Exactly. And, you know, with stuff like that, people ask, "What do you want to do for the future?" And I'm like, "What I wanted for the longest time in my life was to be a series regular in a cable comedy show with material that people were responding to and that's exactly what I'm doing. So I'm kind of a pig in shit right now."
Tell me more about getting in character to play Brooke. What are traits you two share?
I'm embarrassed about how much we share. I'm a blind optimist and that's something that I really relate to with Brooke for sure. I think that anything that happens to her, any opportunity that presents itself, she sort of throws herself into it with gorgeous confidence that it's going to work out. Even in the instances where she'll land on her face, she'll pivot and turn around and be like, "OK, what's next? What else is possible?" That's something that I definitely relate to on a very base level.

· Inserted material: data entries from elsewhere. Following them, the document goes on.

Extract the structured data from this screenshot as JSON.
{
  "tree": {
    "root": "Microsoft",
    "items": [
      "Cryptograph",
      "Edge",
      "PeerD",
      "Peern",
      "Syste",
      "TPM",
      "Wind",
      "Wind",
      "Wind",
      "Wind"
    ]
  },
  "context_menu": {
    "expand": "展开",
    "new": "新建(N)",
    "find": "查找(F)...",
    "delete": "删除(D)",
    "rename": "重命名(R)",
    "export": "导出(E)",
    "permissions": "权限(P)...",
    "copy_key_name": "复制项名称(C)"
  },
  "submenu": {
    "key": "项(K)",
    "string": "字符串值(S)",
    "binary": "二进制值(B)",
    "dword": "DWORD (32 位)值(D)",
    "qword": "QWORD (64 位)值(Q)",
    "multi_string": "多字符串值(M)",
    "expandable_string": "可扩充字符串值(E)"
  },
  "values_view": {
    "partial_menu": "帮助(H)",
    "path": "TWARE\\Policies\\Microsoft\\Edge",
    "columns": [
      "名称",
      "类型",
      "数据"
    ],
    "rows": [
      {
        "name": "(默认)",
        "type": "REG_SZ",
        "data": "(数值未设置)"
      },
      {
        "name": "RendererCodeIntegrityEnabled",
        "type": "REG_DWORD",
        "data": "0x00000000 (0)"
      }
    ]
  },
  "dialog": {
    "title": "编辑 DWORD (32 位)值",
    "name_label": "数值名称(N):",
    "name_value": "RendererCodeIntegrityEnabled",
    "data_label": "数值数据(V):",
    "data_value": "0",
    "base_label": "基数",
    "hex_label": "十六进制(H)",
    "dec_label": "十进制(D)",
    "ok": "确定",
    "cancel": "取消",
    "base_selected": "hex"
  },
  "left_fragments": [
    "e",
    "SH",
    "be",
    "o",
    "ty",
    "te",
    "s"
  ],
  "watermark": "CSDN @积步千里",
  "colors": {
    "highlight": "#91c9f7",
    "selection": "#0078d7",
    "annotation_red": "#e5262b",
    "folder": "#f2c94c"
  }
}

The series is such a smart, sharp portrayal of the social media influencer industry that exists today, something that not many other shows tap into. Have you had any funny experiences navigating the influencer marketing world as an actor?

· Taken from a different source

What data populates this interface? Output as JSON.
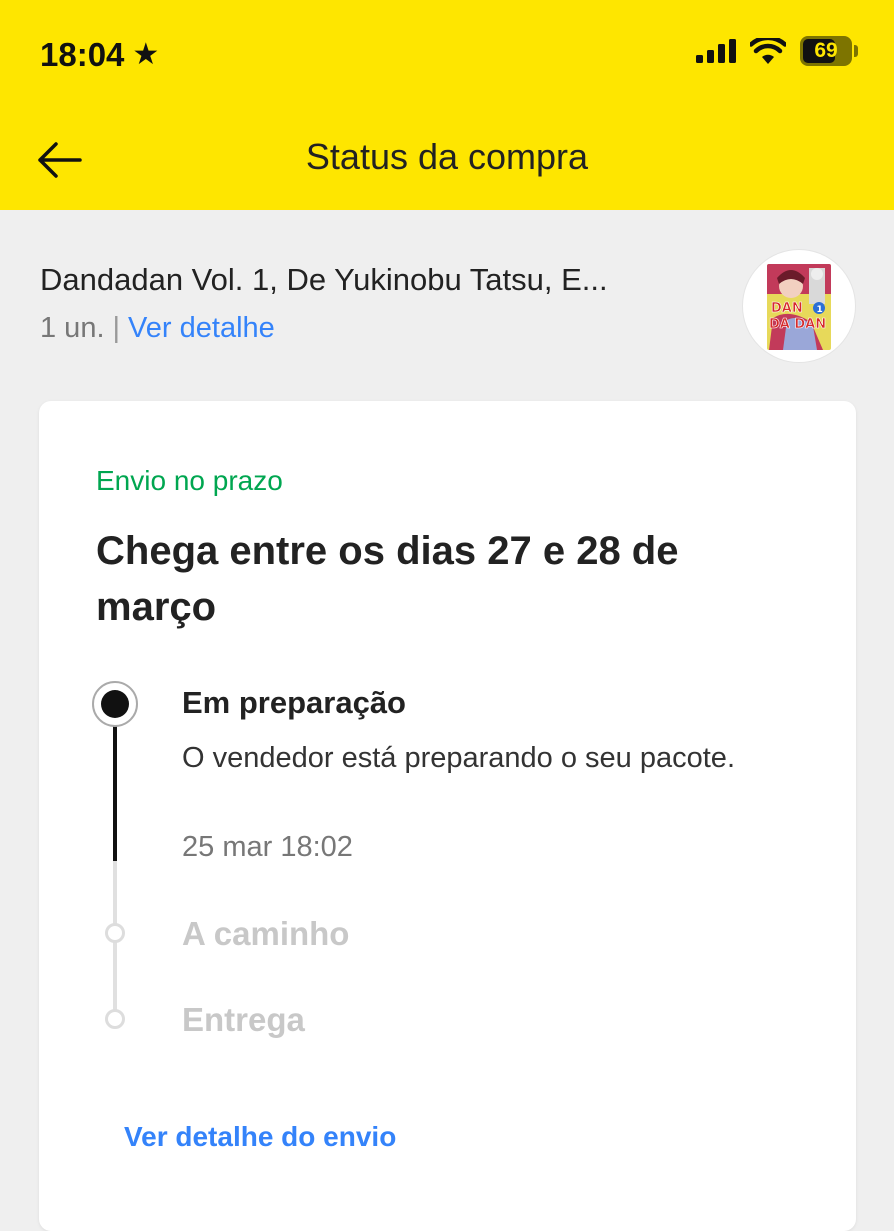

Frankly, I'm at a point now where I'm like, "They'll pay you to post? I'm dying for that to happen!" I wish I had sponsored content so I'm putting that out there for that to happen to me. I'm very receptive -- please pay me to post, I'll do it... I try with social media to have a positive relationship with it because it is such a central part of how we live now and it's one of those things where I went down a bit of a toilet bowl with it for a while and I took a break and came back and realized I can really decide what I see and curate who I follow to a certain extent. So now I follow interior design posts and drag queens. Everything is very happy and great...

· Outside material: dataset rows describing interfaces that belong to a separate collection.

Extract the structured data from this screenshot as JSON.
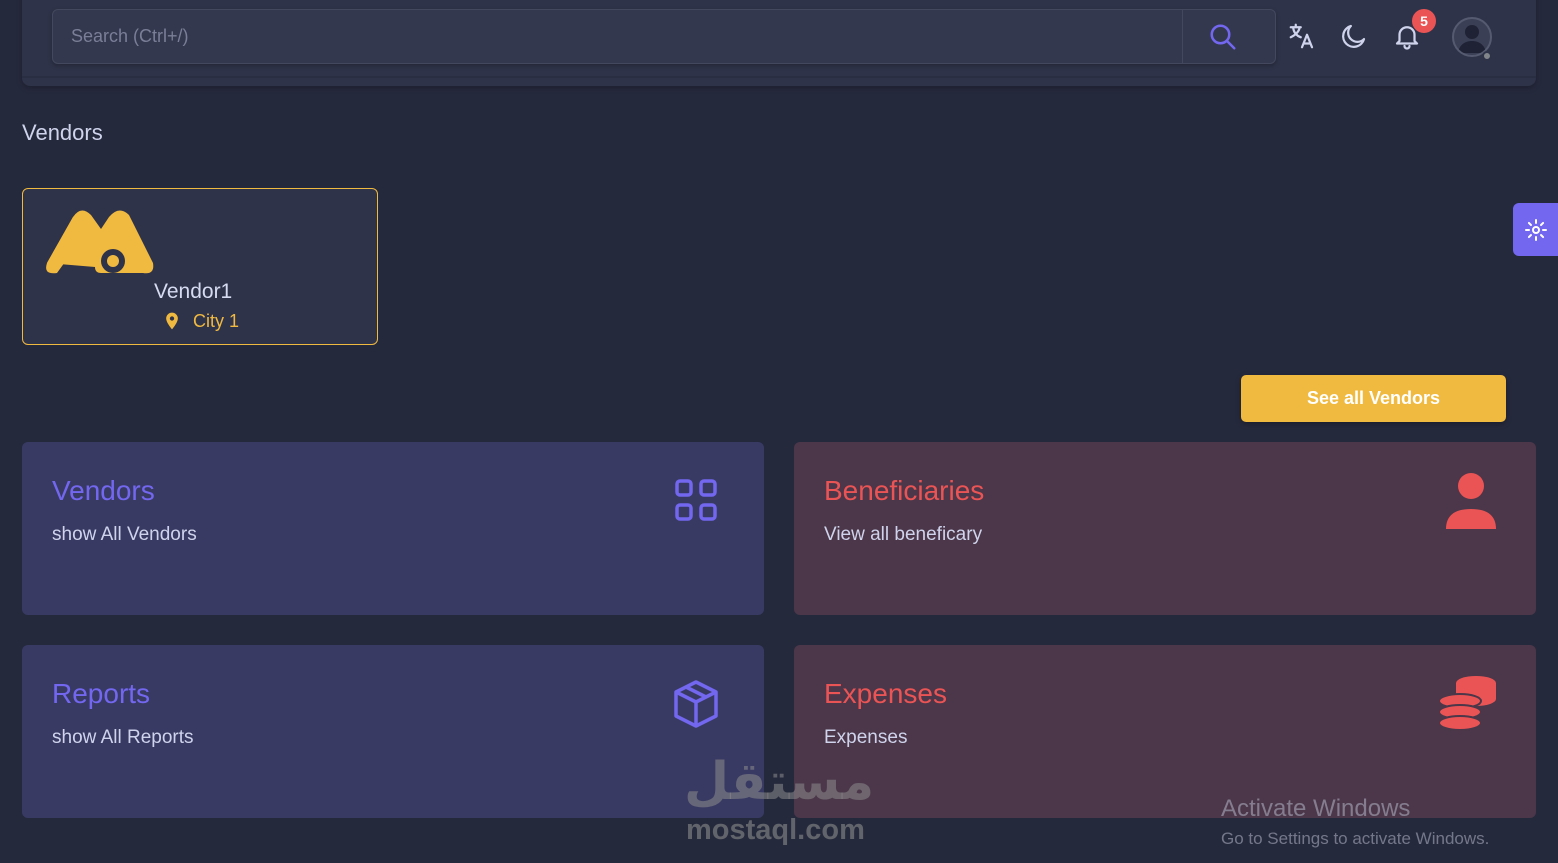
{
  "header": {
    "search_placeholder": "Search (Ctrl+/)",
    "notification_count": "5"
  },
  "page": {
    "title": "Vendors"
  },
  "vendor_card": {
    "name": "Vendor1",
    "city": "City 1"
  },
  "see_all_label": "See all Vendors",
  "stat_cards": [
    {
      "title": "Vendors",
      "subtitle": "show All Vendors",
      "icon": "grid-icon"
    },
    {
      "title": "Beneficiaries",
      "subtitle": "View all beneficary",
      "icon": "user-icon"
    },
    {
      "title": "Reports",
      "subtitle": "show All Reports",
      "icon": "box-icon"
    },
    {
      "title": "Expenses",
      "subtitle": "Expenses",
      "icon": "coins-icon"
    }
  ],
  "watermark": {
    "arabic": "مستقل",
    "latin": "mostaql.com"
  },
  "windows_activation": {
    "title": "Activate Windows",
    "subtitle": "Go to Settings to activate Windows."
  },
  "colors": {
    "background": "#25293c",
    "card": "#2f3349",
    "primary": "#7367f0",
    "danger": "#ea5455",
    "warning": "#f0b940"
  }
}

[But] I think there's a lot of pressure with [social media] as well. It can be like, "I'm an actress, I went to school, I learned my craft as it were and all of a sudden I have to have a social media presence and have enough followers to get a job?" And certainly in some ways, that's definitely the case but, I don't know, I think people who are great at it, I'm only impressed by it.
I think it comes more naturally to some people than to others.
Totally. I bought bathing suits the other day because some girl who was on vacation with Chrissy Teigen was wearing them. That is a powerful thing. I was like, "She's having fun, she looks great, she doesn't weigh 90 lbs. I want that bathing suit." It's so interesting working with Case Walker [the actor who plays Chase Dreams] on the show. I'm trying to be less of a curmudgeon on my porch being like, "Grrr kids these days" and think it's actually kind of amazing what's happening and how we're absorbing content. And I think people have more power than they realize over what they see than they give themselves credit for.
Speaking of Case, has working with him given you insight into Gen Z and the biggest differences between them and Millennials?
I will say Case is a bit of a unicorn. That kid is incredibly savvy... I think that [Gen Z] is exposed to so much and they see so much and they almost know more nowadays because there's so much more being thrown at them all the time, being that age and with social media... I think since we weren't raised with social media that it's really easy to say from the outside, "Oh, this makes growing up so much more difficult for them" or this, that and the other thing. But being a teenager, you're experiencing everything for the first time at that age.
As you guys gear up to start work on Season 2, anything in particular you'd like to see happen to Brooke?
I hope you keep seeing these people be humans and mess up and pick themselves back up again. It'll only start happening hopefully on a bigger scale. I know Chris and Sarah have a lot of big ideas. We were at dinner last night and they told me some of them. I just got excited about it because now that we know these characters and we know each other so well, it's just going to be so much fun to keep going with them, to grow with them and to see what happens. Nothing is linear in life and so I hope it's not linear for Brooke.
The Other Two airs on Comedy Central on Thursdays at 10:30pm ET
Splash photo by Astrid Stawiarz/Getty Images for Comedy Central